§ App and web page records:
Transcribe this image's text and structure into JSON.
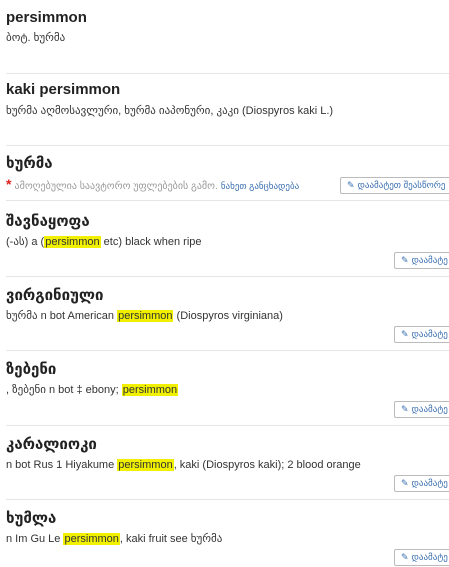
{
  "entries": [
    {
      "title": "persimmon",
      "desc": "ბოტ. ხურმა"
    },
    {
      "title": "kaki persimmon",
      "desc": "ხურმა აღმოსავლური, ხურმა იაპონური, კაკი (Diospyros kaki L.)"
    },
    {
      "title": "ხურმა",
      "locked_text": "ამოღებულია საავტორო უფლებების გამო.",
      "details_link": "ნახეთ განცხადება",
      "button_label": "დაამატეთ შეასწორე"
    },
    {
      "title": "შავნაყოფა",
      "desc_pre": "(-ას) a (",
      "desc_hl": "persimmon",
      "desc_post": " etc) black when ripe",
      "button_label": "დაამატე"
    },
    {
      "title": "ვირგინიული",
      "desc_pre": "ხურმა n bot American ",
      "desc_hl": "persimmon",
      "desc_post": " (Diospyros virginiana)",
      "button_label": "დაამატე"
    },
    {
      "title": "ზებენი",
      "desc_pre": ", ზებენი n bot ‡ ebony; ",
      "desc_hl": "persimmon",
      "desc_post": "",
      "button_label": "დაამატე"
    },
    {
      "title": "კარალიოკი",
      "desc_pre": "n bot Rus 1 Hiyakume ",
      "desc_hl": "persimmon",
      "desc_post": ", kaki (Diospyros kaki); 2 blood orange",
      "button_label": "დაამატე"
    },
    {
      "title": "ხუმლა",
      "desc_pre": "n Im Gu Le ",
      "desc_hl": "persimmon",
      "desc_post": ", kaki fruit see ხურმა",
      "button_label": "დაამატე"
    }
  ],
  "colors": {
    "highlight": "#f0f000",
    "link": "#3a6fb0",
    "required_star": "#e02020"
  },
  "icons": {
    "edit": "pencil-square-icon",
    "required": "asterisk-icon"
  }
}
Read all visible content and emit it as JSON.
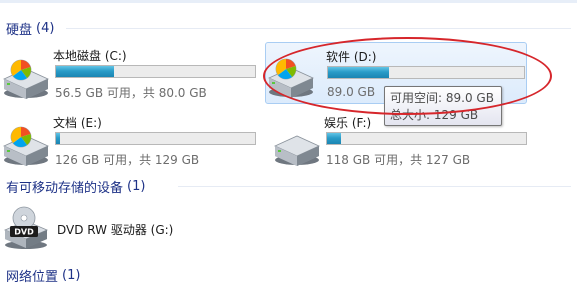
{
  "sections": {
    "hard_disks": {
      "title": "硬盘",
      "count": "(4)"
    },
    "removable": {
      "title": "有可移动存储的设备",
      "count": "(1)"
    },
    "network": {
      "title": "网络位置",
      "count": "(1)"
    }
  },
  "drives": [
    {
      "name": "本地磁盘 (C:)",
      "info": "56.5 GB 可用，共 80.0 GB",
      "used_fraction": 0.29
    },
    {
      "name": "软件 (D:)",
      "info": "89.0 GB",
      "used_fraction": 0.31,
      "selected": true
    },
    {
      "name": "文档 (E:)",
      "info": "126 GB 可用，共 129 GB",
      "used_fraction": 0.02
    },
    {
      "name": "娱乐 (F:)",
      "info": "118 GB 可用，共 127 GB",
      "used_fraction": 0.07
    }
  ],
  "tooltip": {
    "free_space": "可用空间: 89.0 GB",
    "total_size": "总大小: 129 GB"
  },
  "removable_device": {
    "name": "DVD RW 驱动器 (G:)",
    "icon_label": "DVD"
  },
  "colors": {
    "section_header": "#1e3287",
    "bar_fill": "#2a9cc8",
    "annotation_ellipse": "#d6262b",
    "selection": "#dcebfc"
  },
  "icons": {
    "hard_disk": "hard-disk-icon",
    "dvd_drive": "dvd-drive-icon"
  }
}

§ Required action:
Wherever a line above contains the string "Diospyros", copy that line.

§ Answer to the problem:
      "desc": "ხურმა აღმოსავლური, ხურმა იაპონური, კაკი (Diospyros kaki L.)"
      "desc_post": " (Diospyros virginiana)",
      "desc_post": ", kaki (Diospyros kaki); 2 blood orange",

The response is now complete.